→ GIVEN RECORDS:
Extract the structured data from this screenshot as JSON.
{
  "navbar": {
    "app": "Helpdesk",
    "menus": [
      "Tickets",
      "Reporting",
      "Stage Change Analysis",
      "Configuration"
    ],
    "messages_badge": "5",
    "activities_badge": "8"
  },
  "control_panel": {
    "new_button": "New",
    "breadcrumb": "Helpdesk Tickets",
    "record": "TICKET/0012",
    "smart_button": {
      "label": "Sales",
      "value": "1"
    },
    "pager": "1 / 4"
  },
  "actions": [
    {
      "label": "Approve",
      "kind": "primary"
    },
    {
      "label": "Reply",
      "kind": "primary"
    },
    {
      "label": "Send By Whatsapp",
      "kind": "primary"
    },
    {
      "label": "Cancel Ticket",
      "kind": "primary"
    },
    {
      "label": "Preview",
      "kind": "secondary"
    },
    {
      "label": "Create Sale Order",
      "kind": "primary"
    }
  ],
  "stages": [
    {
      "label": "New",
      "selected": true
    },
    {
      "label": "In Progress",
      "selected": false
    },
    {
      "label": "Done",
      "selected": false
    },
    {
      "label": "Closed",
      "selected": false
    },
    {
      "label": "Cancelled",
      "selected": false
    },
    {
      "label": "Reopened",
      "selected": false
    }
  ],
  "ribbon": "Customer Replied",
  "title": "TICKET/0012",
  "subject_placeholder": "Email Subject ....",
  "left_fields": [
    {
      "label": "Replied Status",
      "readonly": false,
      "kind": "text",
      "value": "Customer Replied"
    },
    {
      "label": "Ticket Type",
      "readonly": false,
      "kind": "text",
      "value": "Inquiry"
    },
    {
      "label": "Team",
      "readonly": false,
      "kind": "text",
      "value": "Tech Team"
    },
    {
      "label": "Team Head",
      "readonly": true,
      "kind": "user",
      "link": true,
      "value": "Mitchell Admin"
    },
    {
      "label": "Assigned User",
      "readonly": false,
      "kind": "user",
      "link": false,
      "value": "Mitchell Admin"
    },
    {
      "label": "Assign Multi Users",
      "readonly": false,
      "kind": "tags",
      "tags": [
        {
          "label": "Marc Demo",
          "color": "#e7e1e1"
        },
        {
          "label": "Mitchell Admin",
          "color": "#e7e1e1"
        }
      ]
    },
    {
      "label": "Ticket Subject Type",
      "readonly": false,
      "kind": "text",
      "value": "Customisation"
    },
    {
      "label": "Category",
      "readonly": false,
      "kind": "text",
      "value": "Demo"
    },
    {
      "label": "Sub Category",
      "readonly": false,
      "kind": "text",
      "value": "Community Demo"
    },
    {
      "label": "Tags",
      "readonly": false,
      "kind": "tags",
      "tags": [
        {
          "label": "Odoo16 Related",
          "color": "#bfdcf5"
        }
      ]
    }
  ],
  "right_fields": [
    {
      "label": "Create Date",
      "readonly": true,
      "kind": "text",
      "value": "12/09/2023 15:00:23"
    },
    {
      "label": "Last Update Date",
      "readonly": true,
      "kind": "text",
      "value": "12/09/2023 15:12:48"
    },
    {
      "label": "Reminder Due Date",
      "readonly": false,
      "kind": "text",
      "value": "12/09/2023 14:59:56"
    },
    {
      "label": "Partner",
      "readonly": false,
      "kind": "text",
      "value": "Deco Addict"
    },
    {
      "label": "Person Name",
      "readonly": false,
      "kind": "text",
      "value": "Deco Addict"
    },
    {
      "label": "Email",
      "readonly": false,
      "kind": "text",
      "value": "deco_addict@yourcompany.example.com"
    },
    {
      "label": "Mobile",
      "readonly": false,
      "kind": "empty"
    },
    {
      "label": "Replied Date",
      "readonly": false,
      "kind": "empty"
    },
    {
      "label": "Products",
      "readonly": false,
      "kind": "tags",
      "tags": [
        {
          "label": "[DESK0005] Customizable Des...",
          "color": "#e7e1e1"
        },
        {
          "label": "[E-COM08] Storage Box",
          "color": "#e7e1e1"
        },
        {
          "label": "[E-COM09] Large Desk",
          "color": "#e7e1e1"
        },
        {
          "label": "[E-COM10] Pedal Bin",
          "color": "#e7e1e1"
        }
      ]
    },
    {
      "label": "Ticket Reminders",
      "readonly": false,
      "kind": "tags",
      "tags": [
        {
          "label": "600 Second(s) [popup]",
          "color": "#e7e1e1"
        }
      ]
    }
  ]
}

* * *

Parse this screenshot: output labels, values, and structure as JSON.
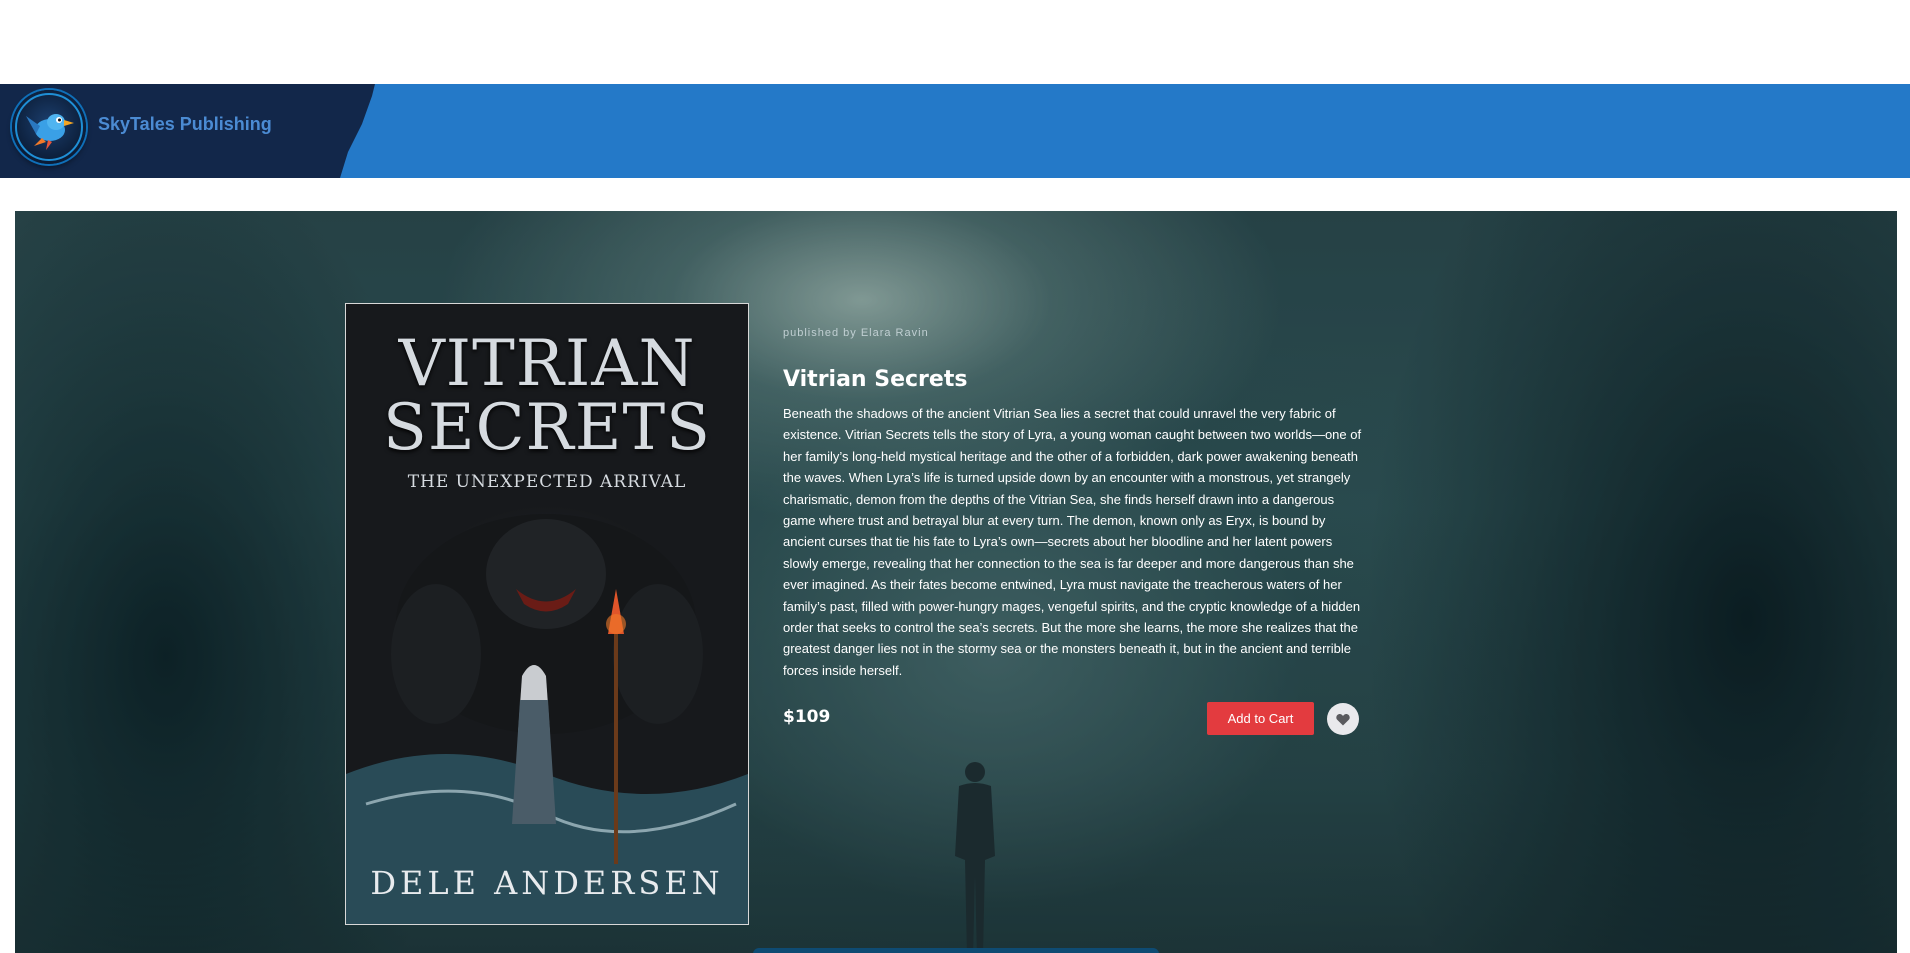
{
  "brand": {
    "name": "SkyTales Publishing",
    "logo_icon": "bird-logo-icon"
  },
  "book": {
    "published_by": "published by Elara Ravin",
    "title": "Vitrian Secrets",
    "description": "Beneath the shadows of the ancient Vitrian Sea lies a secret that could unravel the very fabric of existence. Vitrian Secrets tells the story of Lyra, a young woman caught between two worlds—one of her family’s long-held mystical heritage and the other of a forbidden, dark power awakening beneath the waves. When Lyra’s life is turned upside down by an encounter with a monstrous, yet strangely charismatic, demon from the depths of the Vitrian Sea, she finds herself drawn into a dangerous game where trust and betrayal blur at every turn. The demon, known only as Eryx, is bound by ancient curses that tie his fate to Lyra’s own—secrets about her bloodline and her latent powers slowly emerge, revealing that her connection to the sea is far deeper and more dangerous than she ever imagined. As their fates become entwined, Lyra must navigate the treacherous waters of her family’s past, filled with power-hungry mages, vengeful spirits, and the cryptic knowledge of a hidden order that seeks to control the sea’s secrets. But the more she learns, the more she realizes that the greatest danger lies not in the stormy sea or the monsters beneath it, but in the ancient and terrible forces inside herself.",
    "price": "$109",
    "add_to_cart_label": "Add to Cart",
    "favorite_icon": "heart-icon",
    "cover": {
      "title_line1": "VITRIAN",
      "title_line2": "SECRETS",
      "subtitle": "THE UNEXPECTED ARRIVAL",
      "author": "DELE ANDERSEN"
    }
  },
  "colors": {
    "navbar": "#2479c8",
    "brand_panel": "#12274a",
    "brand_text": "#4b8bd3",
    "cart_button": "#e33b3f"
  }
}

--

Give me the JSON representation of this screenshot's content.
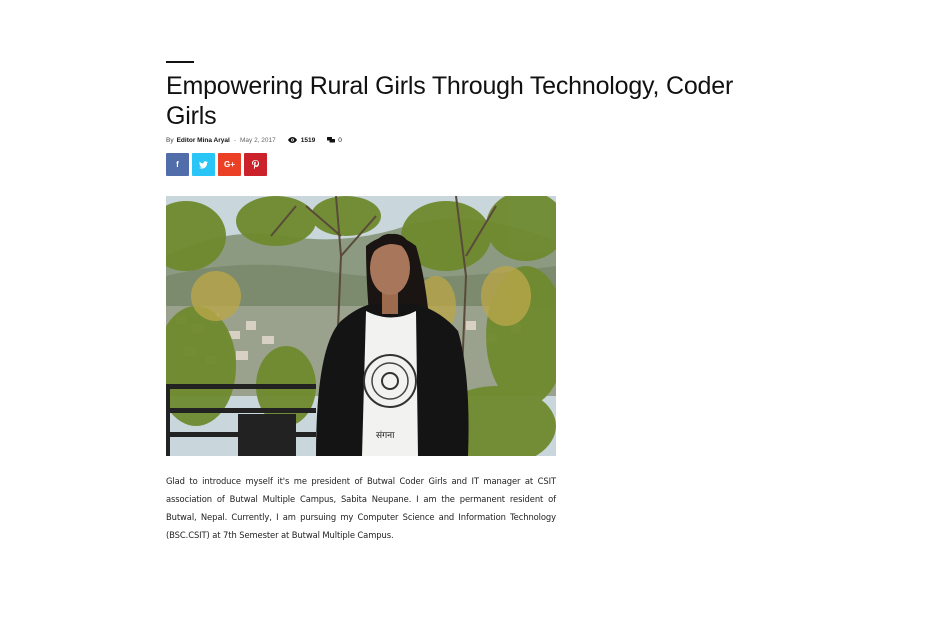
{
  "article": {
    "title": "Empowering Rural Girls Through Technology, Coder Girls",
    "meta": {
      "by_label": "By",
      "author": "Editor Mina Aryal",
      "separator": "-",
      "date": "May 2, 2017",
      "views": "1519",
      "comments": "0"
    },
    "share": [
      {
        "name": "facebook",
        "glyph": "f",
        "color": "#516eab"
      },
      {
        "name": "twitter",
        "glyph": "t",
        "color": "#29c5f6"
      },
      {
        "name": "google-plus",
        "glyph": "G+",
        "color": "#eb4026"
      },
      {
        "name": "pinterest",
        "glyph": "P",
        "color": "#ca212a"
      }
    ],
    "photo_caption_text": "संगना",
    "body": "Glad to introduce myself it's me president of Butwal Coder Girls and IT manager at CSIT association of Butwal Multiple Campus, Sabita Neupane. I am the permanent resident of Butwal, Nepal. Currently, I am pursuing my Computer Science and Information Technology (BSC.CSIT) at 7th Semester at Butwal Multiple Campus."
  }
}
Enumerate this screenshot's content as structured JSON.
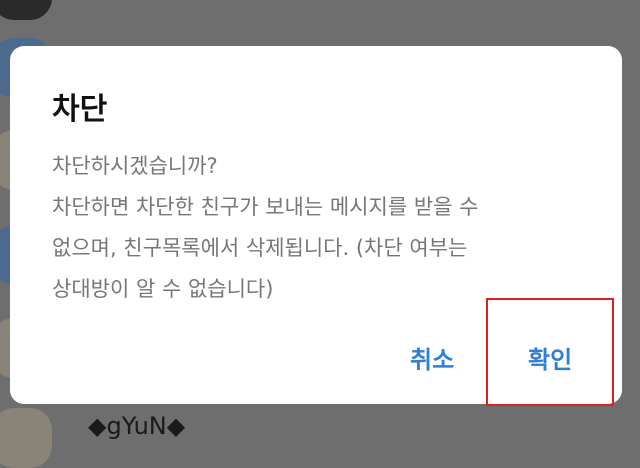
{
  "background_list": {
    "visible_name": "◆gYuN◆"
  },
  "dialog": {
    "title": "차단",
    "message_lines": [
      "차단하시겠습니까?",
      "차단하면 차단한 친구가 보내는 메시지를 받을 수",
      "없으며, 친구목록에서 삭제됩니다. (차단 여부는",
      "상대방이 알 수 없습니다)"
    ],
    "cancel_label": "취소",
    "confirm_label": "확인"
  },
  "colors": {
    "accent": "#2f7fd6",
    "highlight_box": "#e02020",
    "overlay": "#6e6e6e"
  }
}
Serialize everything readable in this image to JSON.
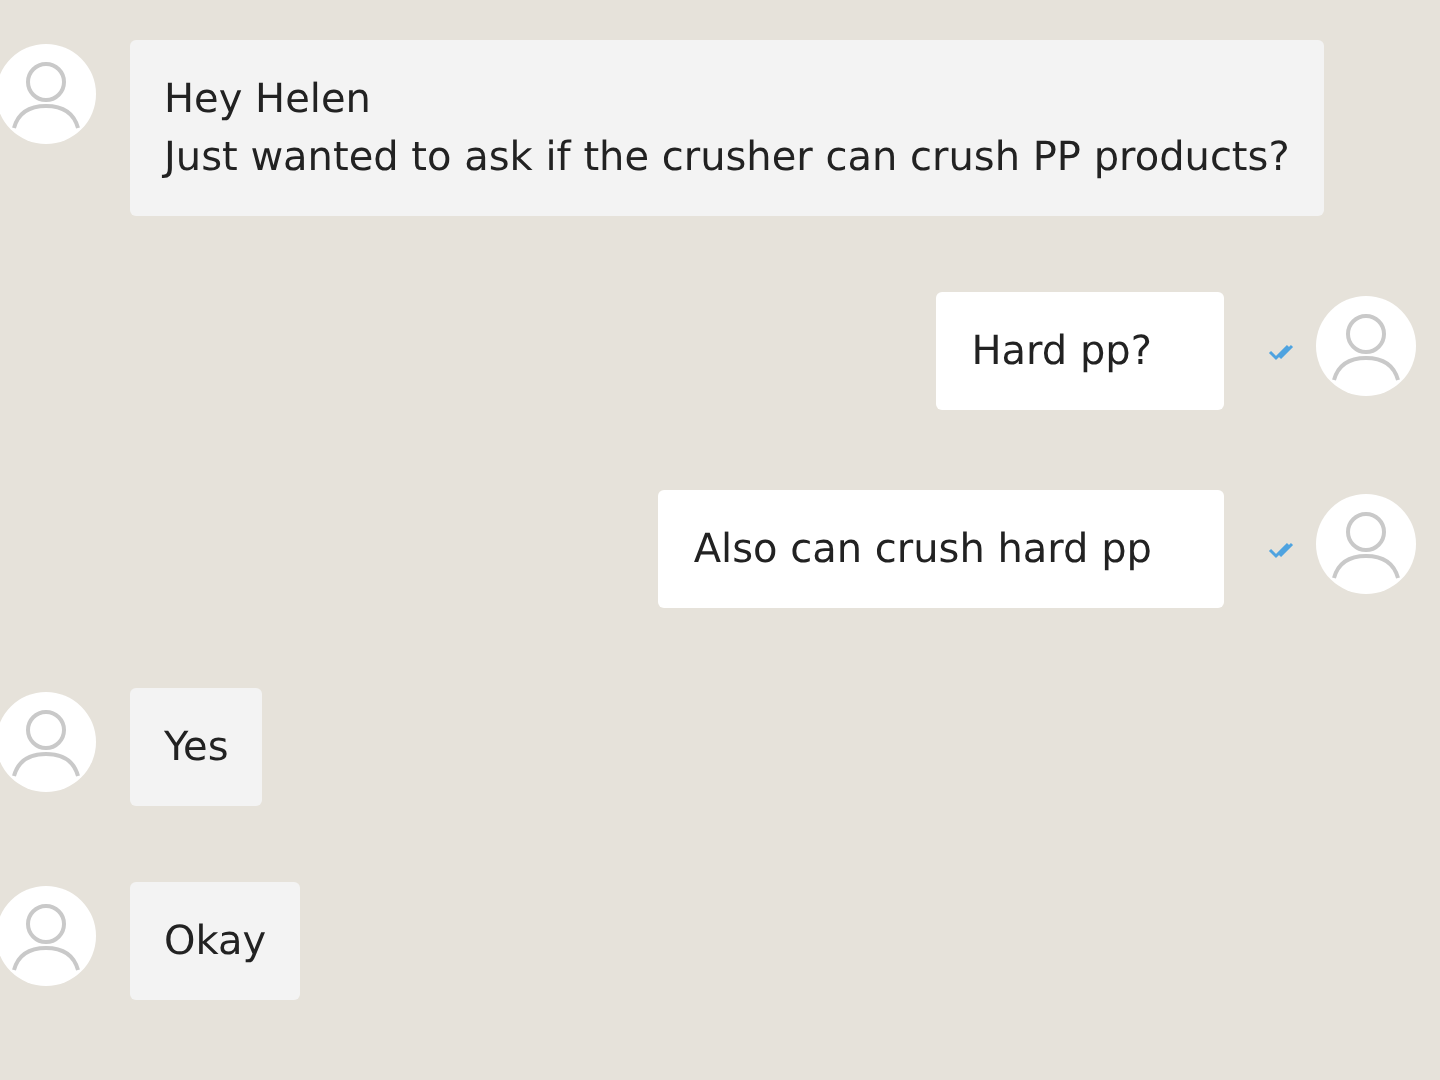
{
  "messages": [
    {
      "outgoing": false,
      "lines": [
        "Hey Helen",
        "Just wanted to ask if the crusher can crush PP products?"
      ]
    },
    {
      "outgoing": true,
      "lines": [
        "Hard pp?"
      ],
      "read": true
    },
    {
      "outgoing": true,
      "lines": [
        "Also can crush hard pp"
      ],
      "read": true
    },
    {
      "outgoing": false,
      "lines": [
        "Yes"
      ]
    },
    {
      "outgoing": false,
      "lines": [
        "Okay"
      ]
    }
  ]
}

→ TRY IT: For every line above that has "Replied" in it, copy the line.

→ EXPECTED ANSWER:
  "ribbon": "Customer Replied",
      "label": "Replied Status",
      "value": "Customer Replied"
      "label": "Replied Date",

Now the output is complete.